━━ Material to process

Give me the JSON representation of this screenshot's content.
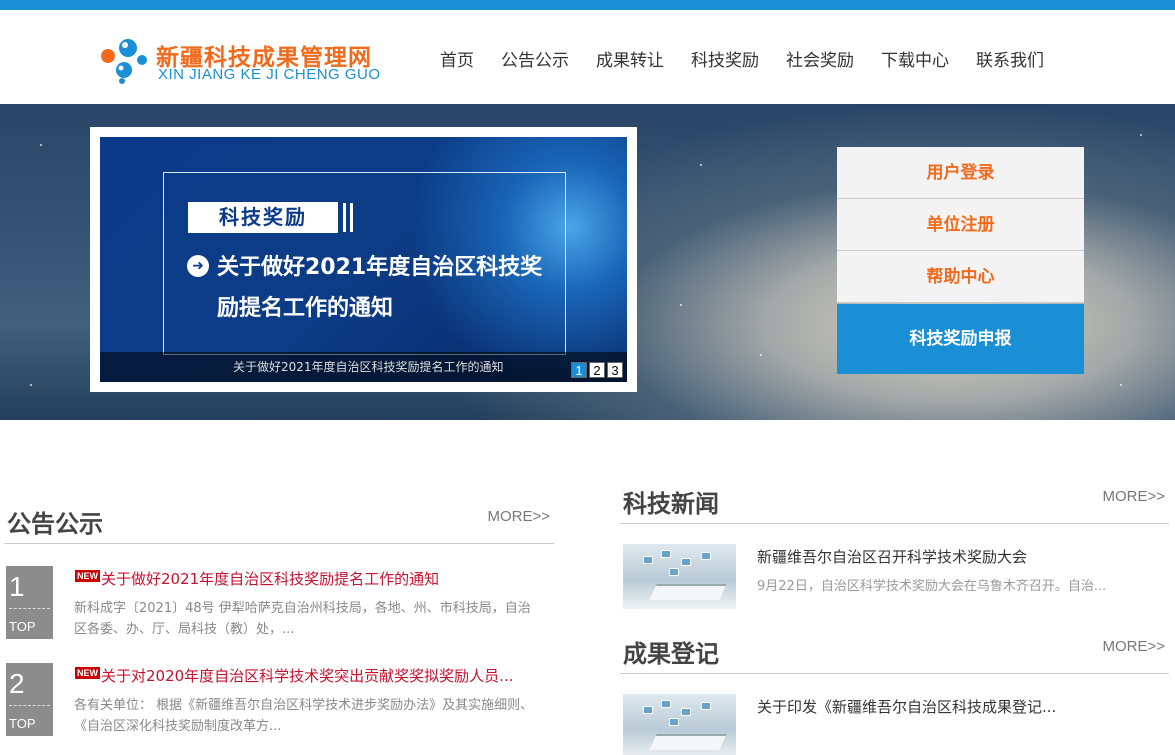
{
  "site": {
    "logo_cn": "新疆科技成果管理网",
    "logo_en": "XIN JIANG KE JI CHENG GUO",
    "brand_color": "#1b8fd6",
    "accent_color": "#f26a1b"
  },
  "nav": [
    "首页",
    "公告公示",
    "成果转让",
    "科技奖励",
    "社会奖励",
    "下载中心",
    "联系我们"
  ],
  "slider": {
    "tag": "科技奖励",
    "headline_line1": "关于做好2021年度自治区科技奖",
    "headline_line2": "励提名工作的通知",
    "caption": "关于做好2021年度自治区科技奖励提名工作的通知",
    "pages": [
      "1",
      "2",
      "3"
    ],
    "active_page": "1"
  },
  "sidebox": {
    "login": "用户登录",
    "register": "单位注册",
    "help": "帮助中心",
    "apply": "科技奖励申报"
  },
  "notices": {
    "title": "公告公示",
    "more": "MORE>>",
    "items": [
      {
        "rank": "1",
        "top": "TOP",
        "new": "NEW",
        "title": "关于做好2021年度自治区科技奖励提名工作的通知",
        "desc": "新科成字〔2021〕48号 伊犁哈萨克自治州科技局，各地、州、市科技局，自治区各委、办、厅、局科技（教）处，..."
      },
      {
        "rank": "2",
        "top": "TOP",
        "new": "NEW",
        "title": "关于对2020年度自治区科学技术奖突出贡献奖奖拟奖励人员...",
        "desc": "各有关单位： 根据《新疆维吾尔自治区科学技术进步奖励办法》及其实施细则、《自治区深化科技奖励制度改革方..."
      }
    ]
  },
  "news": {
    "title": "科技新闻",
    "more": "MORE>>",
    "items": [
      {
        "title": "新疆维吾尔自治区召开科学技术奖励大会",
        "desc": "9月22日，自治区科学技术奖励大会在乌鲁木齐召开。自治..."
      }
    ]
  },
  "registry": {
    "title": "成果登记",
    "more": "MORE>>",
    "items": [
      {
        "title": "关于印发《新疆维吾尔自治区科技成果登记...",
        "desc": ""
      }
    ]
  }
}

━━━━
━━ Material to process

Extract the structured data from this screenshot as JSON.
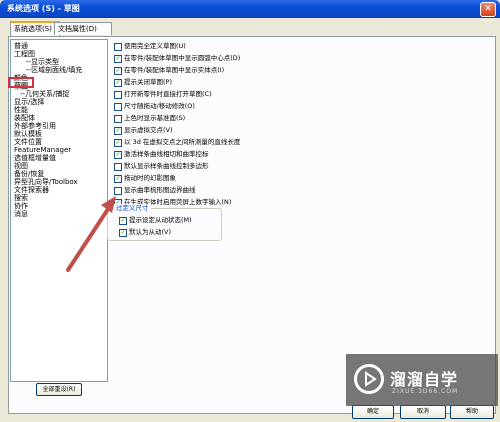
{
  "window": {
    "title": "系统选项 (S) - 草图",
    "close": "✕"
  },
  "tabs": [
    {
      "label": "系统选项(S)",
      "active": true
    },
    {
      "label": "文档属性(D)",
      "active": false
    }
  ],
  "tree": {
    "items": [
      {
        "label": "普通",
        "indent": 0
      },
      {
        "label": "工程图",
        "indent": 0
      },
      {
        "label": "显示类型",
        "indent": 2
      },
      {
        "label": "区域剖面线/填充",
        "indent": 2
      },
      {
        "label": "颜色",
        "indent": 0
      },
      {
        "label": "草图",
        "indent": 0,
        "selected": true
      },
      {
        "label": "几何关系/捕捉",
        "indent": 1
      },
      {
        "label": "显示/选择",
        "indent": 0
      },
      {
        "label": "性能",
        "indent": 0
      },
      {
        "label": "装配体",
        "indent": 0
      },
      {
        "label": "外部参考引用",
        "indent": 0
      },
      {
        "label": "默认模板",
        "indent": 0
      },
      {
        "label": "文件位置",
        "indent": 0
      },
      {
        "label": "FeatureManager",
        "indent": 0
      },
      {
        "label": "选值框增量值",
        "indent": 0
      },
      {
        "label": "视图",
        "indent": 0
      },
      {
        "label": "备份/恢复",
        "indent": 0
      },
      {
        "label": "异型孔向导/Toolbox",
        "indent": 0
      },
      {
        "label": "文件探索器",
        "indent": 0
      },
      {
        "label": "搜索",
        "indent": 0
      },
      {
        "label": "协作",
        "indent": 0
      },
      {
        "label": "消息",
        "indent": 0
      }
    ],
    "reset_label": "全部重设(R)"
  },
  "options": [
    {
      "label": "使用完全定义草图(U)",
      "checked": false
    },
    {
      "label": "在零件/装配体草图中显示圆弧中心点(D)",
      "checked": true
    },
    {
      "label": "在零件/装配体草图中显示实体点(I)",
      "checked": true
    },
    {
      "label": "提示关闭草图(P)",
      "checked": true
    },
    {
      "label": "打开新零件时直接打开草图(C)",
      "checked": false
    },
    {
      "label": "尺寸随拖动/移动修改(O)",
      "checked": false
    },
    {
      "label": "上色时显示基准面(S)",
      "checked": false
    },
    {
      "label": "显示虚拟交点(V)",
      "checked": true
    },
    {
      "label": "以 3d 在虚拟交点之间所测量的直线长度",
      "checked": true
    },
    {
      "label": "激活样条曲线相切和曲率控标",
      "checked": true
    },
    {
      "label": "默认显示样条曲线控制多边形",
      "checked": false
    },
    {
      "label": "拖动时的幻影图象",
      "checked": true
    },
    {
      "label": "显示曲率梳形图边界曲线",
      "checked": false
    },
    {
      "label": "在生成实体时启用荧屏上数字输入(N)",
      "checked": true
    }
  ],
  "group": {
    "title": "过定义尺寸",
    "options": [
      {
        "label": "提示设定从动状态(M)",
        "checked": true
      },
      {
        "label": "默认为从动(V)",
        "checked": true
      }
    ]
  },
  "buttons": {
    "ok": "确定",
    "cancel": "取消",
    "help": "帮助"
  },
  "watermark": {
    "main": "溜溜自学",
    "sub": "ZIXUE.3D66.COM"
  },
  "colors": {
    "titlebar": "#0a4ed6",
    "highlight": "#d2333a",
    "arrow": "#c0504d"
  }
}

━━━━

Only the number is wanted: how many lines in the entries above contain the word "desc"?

4